── MATERIAL SHOWN

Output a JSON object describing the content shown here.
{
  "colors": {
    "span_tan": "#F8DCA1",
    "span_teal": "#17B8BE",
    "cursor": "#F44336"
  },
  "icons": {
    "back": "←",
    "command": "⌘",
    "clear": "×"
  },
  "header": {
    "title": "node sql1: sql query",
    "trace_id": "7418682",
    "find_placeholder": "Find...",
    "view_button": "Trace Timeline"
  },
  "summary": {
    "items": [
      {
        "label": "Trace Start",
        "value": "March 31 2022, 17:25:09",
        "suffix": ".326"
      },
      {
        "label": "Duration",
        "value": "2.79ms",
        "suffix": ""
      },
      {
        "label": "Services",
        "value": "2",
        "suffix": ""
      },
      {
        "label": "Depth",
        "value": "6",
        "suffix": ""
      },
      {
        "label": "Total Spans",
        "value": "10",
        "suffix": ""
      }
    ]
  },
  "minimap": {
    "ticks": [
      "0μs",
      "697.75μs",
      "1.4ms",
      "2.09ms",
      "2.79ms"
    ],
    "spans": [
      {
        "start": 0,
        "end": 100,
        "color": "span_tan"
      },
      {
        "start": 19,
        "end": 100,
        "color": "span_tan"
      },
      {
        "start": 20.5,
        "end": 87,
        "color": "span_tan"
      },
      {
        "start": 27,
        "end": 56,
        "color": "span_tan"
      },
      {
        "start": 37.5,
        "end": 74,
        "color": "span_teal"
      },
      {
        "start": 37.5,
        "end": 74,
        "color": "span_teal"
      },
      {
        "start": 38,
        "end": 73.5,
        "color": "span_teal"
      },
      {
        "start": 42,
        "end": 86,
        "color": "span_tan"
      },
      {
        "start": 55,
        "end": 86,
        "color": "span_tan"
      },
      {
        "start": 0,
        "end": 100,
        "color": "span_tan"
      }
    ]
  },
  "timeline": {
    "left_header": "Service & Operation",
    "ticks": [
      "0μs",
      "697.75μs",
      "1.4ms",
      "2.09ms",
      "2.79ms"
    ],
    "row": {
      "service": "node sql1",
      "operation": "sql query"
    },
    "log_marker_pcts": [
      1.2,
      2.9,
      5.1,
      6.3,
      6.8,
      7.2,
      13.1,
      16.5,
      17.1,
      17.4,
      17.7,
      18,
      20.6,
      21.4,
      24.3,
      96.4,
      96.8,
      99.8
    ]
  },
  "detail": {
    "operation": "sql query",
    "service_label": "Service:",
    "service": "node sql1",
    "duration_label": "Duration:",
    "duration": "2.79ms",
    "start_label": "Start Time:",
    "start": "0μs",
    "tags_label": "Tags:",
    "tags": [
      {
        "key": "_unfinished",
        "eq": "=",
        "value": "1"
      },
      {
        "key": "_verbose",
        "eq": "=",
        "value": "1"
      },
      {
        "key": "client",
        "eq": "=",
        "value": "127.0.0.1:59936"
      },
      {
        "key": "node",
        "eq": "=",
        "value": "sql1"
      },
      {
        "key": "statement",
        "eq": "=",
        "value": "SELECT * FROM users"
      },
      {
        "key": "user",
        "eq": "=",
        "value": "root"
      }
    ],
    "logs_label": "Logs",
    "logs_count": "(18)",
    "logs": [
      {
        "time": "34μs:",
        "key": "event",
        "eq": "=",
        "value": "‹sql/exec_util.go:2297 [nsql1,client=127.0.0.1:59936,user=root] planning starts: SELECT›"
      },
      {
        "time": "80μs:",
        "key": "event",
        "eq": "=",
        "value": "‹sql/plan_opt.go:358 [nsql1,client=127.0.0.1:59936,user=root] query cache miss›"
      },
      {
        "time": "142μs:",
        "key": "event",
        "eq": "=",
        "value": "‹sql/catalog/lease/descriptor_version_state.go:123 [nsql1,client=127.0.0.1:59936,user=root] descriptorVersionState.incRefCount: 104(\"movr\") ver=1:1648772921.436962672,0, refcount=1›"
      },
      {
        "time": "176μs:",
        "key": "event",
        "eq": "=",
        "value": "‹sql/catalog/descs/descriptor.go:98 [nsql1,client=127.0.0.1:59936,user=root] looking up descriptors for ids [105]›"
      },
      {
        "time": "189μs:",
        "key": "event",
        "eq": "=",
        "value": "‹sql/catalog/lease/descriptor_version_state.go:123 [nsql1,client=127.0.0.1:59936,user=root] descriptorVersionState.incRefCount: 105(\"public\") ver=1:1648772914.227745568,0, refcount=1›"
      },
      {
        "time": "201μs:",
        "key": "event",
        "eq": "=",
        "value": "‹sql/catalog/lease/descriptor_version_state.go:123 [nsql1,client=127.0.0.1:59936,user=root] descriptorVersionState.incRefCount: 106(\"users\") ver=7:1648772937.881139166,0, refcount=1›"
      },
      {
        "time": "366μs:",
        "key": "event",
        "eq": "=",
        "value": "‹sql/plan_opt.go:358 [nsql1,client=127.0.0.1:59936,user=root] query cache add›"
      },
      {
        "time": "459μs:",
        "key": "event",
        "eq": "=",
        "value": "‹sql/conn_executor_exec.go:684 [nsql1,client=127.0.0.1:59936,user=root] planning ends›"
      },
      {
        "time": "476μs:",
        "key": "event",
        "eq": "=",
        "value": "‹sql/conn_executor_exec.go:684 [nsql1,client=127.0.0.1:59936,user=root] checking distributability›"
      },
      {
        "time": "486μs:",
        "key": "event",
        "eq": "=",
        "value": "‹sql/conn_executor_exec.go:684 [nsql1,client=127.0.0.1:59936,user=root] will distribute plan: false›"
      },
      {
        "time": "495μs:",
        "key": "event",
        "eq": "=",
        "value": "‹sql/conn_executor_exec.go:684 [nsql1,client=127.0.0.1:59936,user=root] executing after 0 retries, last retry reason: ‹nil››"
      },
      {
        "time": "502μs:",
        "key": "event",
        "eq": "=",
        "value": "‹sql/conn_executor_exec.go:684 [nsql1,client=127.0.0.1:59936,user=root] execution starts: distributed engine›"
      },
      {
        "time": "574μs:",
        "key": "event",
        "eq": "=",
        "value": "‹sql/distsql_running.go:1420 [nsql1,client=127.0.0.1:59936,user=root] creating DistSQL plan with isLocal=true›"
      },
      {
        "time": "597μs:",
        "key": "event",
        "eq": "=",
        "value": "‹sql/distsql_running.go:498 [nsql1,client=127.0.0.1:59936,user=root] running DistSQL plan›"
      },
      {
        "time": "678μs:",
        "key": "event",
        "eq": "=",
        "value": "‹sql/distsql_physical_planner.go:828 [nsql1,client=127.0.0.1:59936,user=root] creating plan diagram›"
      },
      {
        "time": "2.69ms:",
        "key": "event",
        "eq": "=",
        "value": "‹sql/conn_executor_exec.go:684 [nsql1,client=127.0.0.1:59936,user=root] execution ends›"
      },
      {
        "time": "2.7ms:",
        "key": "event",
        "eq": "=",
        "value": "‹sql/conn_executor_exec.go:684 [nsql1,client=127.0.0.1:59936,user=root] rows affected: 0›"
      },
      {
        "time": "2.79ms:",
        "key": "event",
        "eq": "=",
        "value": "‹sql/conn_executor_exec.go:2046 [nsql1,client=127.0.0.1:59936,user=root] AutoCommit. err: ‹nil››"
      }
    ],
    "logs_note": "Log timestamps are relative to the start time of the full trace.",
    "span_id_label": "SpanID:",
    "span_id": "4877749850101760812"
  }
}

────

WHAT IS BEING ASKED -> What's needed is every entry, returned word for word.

EXPECTED OUTPUT ->
Output a JSON object describing the content shown here.
{
  "colors": {
    "span_tan": "#F8DCA1",
    "span_teal": "#17B8BE",
    "cursor": "#F44336"
  },
  "icons": {
    "back": "←",
    "command": "⌘",
    "clear": "×"
  },
  "header": {
    "title": "node sql1: sql query",
    "trace_id": "7418682",
    "find_placeholder": "Find...",
    "view_button": "Trace Timeline"
  },
  "summary": {
    "items": [
      {
        "label": "Trace Start",
        "value": "March 31 2022, 17:25:09",
        "suffix": ".326"
      },
      {
        "label": "Duration",
        "value": "2.79ms",
        "suffix": ""
      },
      {
        "label": "Services",
        "value": "2",
        "suffix": ""
      },
      {
        "label": "Depth",
        "value": "6",
        "suffix": ""
      },
      {
        "label": "Total Spans",
        "value": "10",
        "suffix": ""
      }
    ]
  },
  "minimap": {
    "ticks": [
      "0μs",
      "697.75μs",
      "1.4ms",
      "2.09ms",
      "2.79ms"
    ],
    "spans": [
      {
        "start": 0,
        "end": 100,
        "color": "span_tan"
      },
      {
        "start": 19,
        "end": 100,
        "color": "span_tan"
      },
      {
        "start": 20.5,
        "end": 87,
        "color": "span_tan"
      },
      {
        "start": 27,
        "end": 56,
        "color": "span_tan"
      },
      {
        "start": 37.5,
        "end": 74,
        "color": "span_teal"
      },
      {
        "start": 37.5,
        "end": 74,
        "color": "span_teal"
      },
      {
        "start": 38,
        "end": 73.5,
        "color": "span_teal"
      },
      {
        "start": 42,
        "end": 86,
        "color": "span_tan"
      },
      {
        "start": 55,
        "end": 86,
        "color": "span_tan"
      },
      {
        "start": 0,
        "end": 100,
        "color": "span_tan"
      }
    ]
  },
  "timeline": {
    "left_header": "Service & Operation",
    "ticks": [
      "0μs",
      "697.75μs",
      "1.4ms",
      "2.09ms",
      "2.79ms"
    ],
    "row": {
      "service": "node sql1",
      "operation": "sql query"
    },
    "log_marker_pcts": [
      1.2,
      2.9,
      5.1,
      6.3,
      6.8,
      7.2,
      13.1,
      16.5,
      17.1,
      17.4,
      17.7,
      18,
      20.6,
      21.4,
      24.3,
      96.4,
      96.8,
      99.8
    ]
  },
  "detail": {
    "operation": "sql query",
    "service_label": "Service:",
    "service": "node sql1",
    "duration_label": "Duration:",
    "duration": "2.79ms",
    "start_label": "Start Time:",
    "start": "0μs",
    "tags_label": "Tags:",
    "tags": [
      {
        "key": "_unfinished",
        "eq": "=",
        "value": "1"
      },
      {
        "key": "_verbose",
        "eq": "=",
        "value": "1"
      },
      {
        "key": "client",
        "eq": "=",
        "value": "127.0.0.1:59936"
      },
      {
        "key": "node",
        "eq": "=",
        "value": "sql1"
      },
      {
        "key": "statement",
        "eq": "=",
        "value": "SELECT * FROM users"
      },
      {
        "key": "user",
        "eq": "=",
        "value": "root"
      }
    ],
    "logs_label": "Logs",
    "logs_count": "(18)",
    "logs": [
      {
        "time": "34μs:",
        "key": "event",
        "eq": "=",
        "value": "‹sql/exec_util.go:2297 [nsql1,client=127.0.0.1:59936,user=root] planning starts: SELECT›"
      },
      {
        "time": "80μs:",
        "key": "event",
        "eq": "=",
        "value": "‹sql/plan_opt.go:358 [nsql1,client=127.0.0.1:59936,user=root] query cache miss›"
      },
      {
        "time": "142μs:",
        "key": "event",
        "eq": "=",
        "value": "‹sql/catalog/lease/descriptor_version_state.go:123 [nsql1,client=127.0.0.1:59936,user=root] descriptorVersionState.incRefCount: 104(\"movr\") ver=1:1648772921.436962672,0, refcount=1›"
      },
      {
        "time": "176μs:",
        "key": "event",
        "eq": "=",
        "value": "‹sql/catalog/descs/descriptor.go:98 [nsql1,client=127.0.0.1:59936,user=root] looking up descriptors for ids [105]›"
      },
      {
        "time": "189μs:",
        "key": "event",
        "eq": "=",
        "value": "‹sql/catalog/lease/descriptor_version_state.go:123 [nsql1,client=127.0.0.1:59936,user=root] descriptorVersionState.incRefCount: 105(\"public\") ver=1:1648772914.227745568,0, refcount=1›"
      },
      {
        "time": "201μs:",
        "key": "event",
        "eq": "=",
        "value": "‹sql/catalog/lease/descriptor_version_state.go:123 [nsql1,client=127.0.0.1:59936,user=root] descriptorVersionState.incRefCount: 106(\"users\") ver=7:1648772937.881139166,0, refcount=1›"
      },
      {
        "time": "366μs:",
        "key": "event",
        "eq": "=",
        "value": "‹sql/plan_opt.go:358 [nsql1,client=127.0.0.1:59936,user=root] query cache add›"
      },
      {
        "time": "459μs:",
        "key": "event",
        "eq": "=",
        "value": "‹sql/conn_executor_exec.go:684 [nsql1,client=127.0.0.1:59936,user=root] planning ends›"
      },
      {
        "time": "476μs:",
        "key": "event",
        "eq": "=",
        "value": "‹sql/conn_executor_exec.go:684 [nsql1,client=127.0.0.1:59936,user=root] checking distributability›"
      },
      {
        "time": "486μs:",
        "key": "event",
        "eq": "=",
        "value": "‹sql/conn_executor_exec.go:684 [nsql1,client=127.0.0.1:59936,user=root] will distribute plan: false›"
      },
      {
        "time": "495μs:",
        "key": "event",
        "eq": "=",
        "value": "‹sql/conn_executor_exec.go:684 [nsql1,client=127.0.0.1:59936,user=root] executing after 0 retries, last retry reason: ‹nil››"
      },
      {
        "time": "502μs:",
        "key": "event",
        "eq": "=",
        "value": "‹sql/conn_executor_exec.go:684 [nsql1,client=127.0.0.1:59936,user=root] execution starts: distributed engine›"
      },
      {
        "time": "574μs:",
        "key": "event",
        "eq": "=",
        "value": "‹sql/distsql_running.go:1420 [nsql1,client=127.0.0.1:59936,user=root] creating DistSQL plan with isLocal=true›"
      },
      {
        "time": "597μs:",
        "key": "event",
        "eq": "=",
        "value": "‹sql/distsql_running.go:498 [nsql1,client=127.0.0.1:59936,user=root] running DistSQL plan›"
      },
      {
        "time": "678μs:",
        "key": "event",
        "eq": "=",
        "value": "‹sql/distsql_physical_planner.go:828 [nsql1,client=127.0.0.1:59936,user=root] creating plan diagram›"
      },
      {
        "time": "2.69ms:",
        "key": "event",
        "eq": "=",
        "value": "‹sql/conn_executor_exec.go:684 [nsql1,client=127.0.0.1:59936,user=root] execution ends›"
      },
      {
        "time": "2.7ms:",
        "key": "event",
        "eq": "=",
        "value": "‹sql/conn_executor_exec.go:684 [nsql1,client=127.0.0.1:59936,user=root] rows affected: 0›"
      },
      {
        "time": "2.79ms:",
        "key": "event",
        "eq": "=",
        "value": "‹sql/conn_executor_exec.go:2046 [nsql1,client=127.0.0.1:59936,user=root] AutoCommit. err: ‹nil››"
      }
    ],
    "logs_note": "Log timestamps are relative to the start time of the full trace.",
    "span_id_label": "SpanID:",
    "span_id": "4877749850101760812"
  }
}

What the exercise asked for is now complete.